Manchester United have been in talks with Ander Herrera over a new contract. They should give him what he wants, or he might kick them.
There’s a reason why Manchester United supporters see Ander Herrera as a future captain. Though he’ll be 30 next season, the Spaniard has been a key part of the club’s recent upturn in form, playing some of the best football of his life.
And while he has been in and out of the team during his time in Manchester, fans have rarely spoken of him in less than glowing terms. A willing runner, a fighter, a bit of a bastard, Herrera is everything a fan favourite should be.
It could have been very different though.
While Herrera still seems like a relatively new United player, he arrived as a part of Louis van Gaal’s large and illogical attacking influx of 2014.
It was a strange time, and one that could have ended with the Spaniard walking back out of the club along with Angel Di María and Radamel Falcao.
During United’s infamous 5-3 defeat to Leicester early in Van Gaal’s reign, for example, Herrera played behind an attack of Di María, Falcao, Wayne Rooney and Robin van Persie but ahead of a ghastly defence containing Tyler Blackett and Jonny Evans.
So fragmented was that side, it seemed like the club could have sold anyone and everyone.
In fact, since that confusing start, United managers have actually pushed Herrera toward the exit on more than one occasion. Just a year after signing the Spaniard, Van Gaal brought in Bastian Schweinsteiger and Morgan Schneiderlin to compete with him.
The manager even favoured Adnan Januzaj for a short while.
Herrera ultimately chose to stay, and his positive attitude when left out of the side has actually contributed to his popularity.
Van Gaal dropped him on several more occasions before getting the sack, while Mourinho effectively tried to replace him with Nemanja Matic — even after his Player of the Year performances in 2016-17.
But Herrera has rarely kicked up a fuss.
“I have always said the same,” he said recently. “If, one day, the manager decides to drop me, I will be ready to help the team for 10 minutes, 12 minutes or even two minutes.”
Ander Herrera has Making a 'what are you on about I didn't even foul him ref!' Face under Skills & Endorsements on his LinkedIn profile.
— Paddy Power (@paddypower) December 11, 2016
It’s an attitude that understandably endears Herrera to the Old Trafford crowd.
Rival fans, however, couldn’t feel more differently: the midfielder is an absolute terror, one of the most willing foulers in the league, and has a habit of bending the rules in other ways, always prioritising the win over moral integrity.
More than that, he seems to have a great time doing it. Unlike, say, Joey Barton, Herrera doesn’t kick people out of subservience to his personal demons. Rather, he uses cheating as a skill like any other.

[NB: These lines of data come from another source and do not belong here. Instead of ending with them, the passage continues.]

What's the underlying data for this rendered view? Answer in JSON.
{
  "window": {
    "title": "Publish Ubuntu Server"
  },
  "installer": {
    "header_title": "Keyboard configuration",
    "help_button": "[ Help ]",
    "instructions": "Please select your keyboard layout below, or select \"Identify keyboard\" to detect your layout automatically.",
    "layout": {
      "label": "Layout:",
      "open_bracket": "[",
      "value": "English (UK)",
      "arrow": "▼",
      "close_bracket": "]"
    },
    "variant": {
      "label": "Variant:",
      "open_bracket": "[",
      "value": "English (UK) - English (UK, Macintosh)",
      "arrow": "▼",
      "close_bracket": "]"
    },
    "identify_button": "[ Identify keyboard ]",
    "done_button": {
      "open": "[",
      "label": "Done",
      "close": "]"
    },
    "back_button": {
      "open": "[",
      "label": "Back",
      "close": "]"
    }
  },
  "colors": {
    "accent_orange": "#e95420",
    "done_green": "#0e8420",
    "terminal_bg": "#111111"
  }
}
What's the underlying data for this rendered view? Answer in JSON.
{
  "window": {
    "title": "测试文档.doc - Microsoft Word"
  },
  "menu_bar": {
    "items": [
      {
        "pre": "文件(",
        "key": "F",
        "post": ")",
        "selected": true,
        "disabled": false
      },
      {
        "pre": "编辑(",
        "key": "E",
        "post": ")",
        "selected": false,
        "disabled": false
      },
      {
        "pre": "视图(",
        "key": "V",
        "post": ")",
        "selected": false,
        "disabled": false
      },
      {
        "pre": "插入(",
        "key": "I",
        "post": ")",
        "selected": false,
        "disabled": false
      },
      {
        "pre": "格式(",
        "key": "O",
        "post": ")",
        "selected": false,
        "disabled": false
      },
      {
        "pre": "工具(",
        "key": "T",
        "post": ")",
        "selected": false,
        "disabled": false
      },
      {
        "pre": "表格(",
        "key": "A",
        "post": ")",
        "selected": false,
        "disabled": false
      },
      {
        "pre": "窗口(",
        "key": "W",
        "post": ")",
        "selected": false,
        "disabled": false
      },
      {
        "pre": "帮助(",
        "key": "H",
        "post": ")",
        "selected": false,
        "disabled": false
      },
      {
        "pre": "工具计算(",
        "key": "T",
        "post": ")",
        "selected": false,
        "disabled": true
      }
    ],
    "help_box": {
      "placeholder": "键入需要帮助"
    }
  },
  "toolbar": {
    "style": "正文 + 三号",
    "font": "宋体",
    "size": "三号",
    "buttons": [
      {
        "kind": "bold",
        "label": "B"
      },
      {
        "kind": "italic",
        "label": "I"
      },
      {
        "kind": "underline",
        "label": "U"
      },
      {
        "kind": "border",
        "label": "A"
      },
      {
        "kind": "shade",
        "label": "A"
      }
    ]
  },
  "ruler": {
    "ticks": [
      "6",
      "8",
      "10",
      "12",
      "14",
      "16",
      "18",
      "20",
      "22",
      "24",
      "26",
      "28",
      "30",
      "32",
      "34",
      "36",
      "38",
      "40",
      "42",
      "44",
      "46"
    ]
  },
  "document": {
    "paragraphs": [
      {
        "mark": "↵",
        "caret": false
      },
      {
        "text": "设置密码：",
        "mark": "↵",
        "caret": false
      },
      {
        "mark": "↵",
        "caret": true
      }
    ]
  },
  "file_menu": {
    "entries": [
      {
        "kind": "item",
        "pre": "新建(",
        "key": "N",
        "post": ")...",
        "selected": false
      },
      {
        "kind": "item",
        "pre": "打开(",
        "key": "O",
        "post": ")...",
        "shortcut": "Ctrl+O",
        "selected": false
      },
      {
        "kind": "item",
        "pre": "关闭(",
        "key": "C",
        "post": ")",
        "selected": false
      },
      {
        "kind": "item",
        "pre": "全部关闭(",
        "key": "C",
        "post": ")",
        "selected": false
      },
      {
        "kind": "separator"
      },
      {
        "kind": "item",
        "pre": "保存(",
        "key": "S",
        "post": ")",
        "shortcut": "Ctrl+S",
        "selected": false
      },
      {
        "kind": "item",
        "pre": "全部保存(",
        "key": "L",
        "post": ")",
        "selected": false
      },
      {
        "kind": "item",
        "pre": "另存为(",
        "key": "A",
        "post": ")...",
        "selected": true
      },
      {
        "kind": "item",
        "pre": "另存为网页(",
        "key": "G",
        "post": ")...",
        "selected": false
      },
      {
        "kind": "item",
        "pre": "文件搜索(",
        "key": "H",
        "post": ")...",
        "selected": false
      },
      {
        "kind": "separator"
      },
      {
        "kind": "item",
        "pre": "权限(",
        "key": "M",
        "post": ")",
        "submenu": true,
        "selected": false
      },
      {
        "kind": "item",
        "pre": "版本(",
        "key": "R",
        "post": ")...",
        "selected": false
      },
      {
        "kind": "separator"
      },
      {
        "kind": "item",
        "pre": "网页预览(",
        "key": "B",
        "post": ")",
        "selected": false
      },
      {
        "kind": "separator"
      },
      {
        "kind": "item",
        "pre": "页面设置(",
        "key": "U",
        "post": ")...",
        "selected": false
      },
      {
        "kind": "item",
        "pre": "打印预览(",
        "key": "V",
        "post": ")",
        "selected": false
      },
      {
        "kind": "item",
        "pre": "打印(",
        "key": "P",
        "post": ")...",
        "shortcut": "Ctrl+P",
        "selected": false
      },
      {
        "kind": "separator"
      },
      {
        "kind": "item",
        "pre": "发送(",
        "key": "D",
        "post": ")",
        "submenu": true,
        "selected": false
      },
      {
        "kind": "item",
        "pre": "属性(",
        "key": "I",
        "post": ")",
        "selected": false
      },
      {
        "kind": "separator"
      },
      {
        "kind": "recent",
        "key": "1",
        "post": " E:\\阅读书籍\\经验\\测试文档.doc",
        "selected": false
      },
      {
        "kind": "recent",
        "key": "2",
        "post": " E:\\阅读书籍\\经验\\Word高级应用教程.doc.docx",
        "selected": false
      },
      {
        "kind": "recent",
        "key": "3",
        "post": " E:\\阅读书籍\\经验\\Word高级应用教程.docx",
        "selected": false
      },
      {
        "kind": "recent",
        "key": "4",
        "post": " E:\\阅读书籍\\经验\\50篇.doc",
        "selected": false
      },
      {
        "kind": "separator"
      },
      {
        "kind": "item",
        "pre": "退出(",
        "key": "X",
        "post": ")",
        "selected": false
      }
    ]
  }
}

That being said, it’s more than just the cheating that gets under people’s skin with Herrera. In fact, the midfielder could probably get away with a lot more if not for one thing: his face.
It’s hard to put your finger on why rival fans want to punch him so much, but Herrera falls into the category of disliked players whose manner and appearance are cited as much as their actions.
He is a footballer of the punchable face club.
I'd never tire of punching Ander Herrera repeatedly in the face.
— Tim Bolton (@timbolton1) November 3, 2018
While any tough-tackling Manchester United midfielder will be compared to Roy Keane, the particular composition of Ander Herrera’s face actually gives him more in common with a player like Nicky Butt.
Much like Butt, Herrera is a player who needs to throw in a few naughty tackles — not necessarily for tactical reasons, but to compensate for not being able to grow a beard.
It makes sense if you think about it: if defensive midfielders don’t have a scary face, they need to offer extra aggression in their actions.
Cruelly, however, that can contribute to greater animosity from rival fans. A baby-faced player who cheats will have the veracity of their ‘toughness’ constantly questioned; if he kicks, shoves and harangues, he will be accused of acting harder than he really is — one of the deadliest sins in football.
Premier League fans allowed Nemanja Vidic to be a hard bastard because he fit the part. Herrera, a mouse in comparison, doesn’t get that luxury.
Because we love to compare goalscoring with murder — deadly finisher, lethal striker, pulling the trigger, etc. — Ole Gunnar Solskjaer will probably always be known as United’s baby-faced assassin.
But if we strip back the metaphor, and if we admit that 45-year-old Solskaer appears to have spent the last decade in a cave looking for his ‘precious’, time now well and truly catching up with him, we should also admit that the fresh-faced Herrera is more deserving of the nickname.
After all, doesn’t it work on a more literal level when talking about the Spaniard?
Picture it: it’s the 80th minute against PSG; Ander Herrera runs to the touchline and Michael Carrick hands him a note: “Throttle the attack,” it reads.
“It’s for the good of the team,” Carrick whispers.
Confused, sweet-faced Herrera probably wouldn’t strangle an opponent, but he’d think about it, wouldn’t he? He loves Manchester United, he works his socks off and, crucially, he’d think about it.
That, as much as anything, is why he’s getting a new contract.